Bush wiretapping program takes hit in Calif ruling
In a repudiation of the Bush administration’s now-defunct terrorist surveillance effort, a federal judge ruled Wednesday that government investigators illegally wiretapped the phone conversations of an Islamic charity and two American lawyers without a search warrant.
U.S. District Court Judge Vaughn Walker said the plaintiffs provided enough evidence to show “they were subjected to warrantless electronic surveillance” by the National Security Agency.
The judge’s 45-page ruling focused narrowly on the case involving the Al-Haramain Islamic Foundation, touching vaguely on the larger question of the program’s legality.
Nonetheless, Al-Haramain lawyer Jon Eisenberg said the ruling had larger implications.
“By virtue of finding what the Bush administration did to our clients was illegal, he found that the Terrorist Surveillance Program was unlawful,” Eisenberg said.
President Bush authorized the surveillance program shortly after 9/11, allowing NSA officials to bypass the courts and intercept electronic communications believed connected to al-Qaida.
Generally, government investigators are required to obtain search warrants signed by judges to eavesdrop on domestic phone calls, e-mail traffic and other electronic communications.
At issue Wednesday was a 2006 lawsuit filed by the Ashland, Ore., branch of the Saudi-based foundation and two American lawyers Wendell Belew and Asim Ghafoor.
Belew and Ghafoor claimed their 2004 phone conversations with foundation official Soliman al-Buthi were wiretapped without warrants soon after the Treasury Department had declared the Oregon branch a supporter of terrorism. They argued that wiretaps installed without a judge’s authorization are illegal.
It was the last active case pending before a trial judge challenging the wiretapping program that ended in 2007.
“The ruling ends the case, but without the fireworks everyone expected,” George Washington University law professor Orin Kerr said. “It ended with a whimper.”
The plaintiffs were seeking $1 million each, plus attorney fees in the case. Walker ordered more legal arguments before deciding on possible damages.
The ruling came after U.S. Attorney General Eric Holder said the lawsuit threatened to expose ongoing intelligence work and must be thrown out.

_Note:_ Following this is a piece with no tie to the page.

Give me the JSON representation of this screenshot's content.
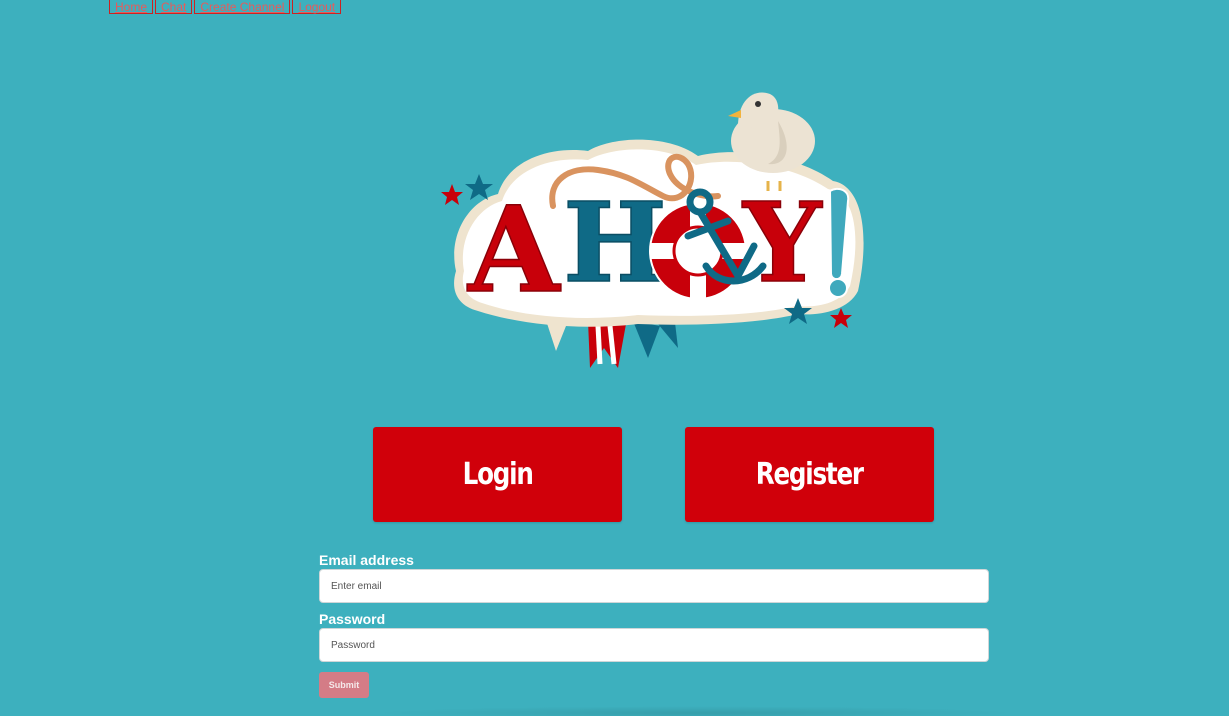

In making the argument, the Obama administration agreed with the Bush administration’s position on the case but insisted it came to the decision differently.
Holder’s effort to stop the lawsuit marked the first time the administration has tried to invoke the state secrets privilege. Under the strategy, the government can have a lawsuit dismissed if hearing the case would jeopardize national security.
Holder said Judge Walker had been given a classified description of why the case must be dismissed so the court could “conduct its own independent assessment of our claim.”
That was a departure from the Bush administration, which resisted providing specifics to judges handling such cases about what the national security concerns were.
Holder previously said the administration would respect the outcome of Walker’s review.
Eisenberg called on the Obama administration to accept Wednesday’s ruling and forgo any appeals.
“We are reviewing it,” Department of Justice spokeswoman Tracy Schmaler said.
In June, Judge Walker tossed out more than three dozen lawsuits against the nation’s telecommunications companies for allegedly taking part in the program.
Congress in 2008 agreed on new surveillance rules that included protection from legal liability for telecommunications companies that allegedly helped the U.S. spy on Americans without warrants.
Walker previously upheld the constitutionality of the new surveillance rules. His ruling is being appealed.
Anthony Coppolino, the U.S. Department of Justice lawyer who has been in charge of the Islamic Foundation case under both administrations, has never addressed the legality of the wiretap program.
Coppolino has always argued the case should be tossed out in the name of national security and said the government risked exposing ongoing intelligence work if the lawsuit were allowed to proceed.
The government argued that its “state secret privilege” trumped the Foreign Intelligence Surveillance Act, known as FISA, which requires investigators to seek wiretap approval from a special court that convenes behind closed doors.
Coppolino refused to even discuss whether such a secret warrant existed, arguing that to confirm or deny would threaten national security.
On Wednesday, the judge said the government was wrong and ruled that it should be assumed investigators lacked a warrant.
“FISA takes precedence over the state secrets privilege in this case,” Walker wrote.
The Bush administration invoked the secrets privilege numerous times in lawsuits over various post-9/11 programs.
In another wiretap case targeting the Bush tactics, the Center for Constitutional Rights asked the U.S. Supreme Court Tuesday to order government officials to disclose if officials eavesdropped without warrants on electronic conversations between 23 attorneys and their clients held at Guantanamo.
Lower courts had tossed out that request.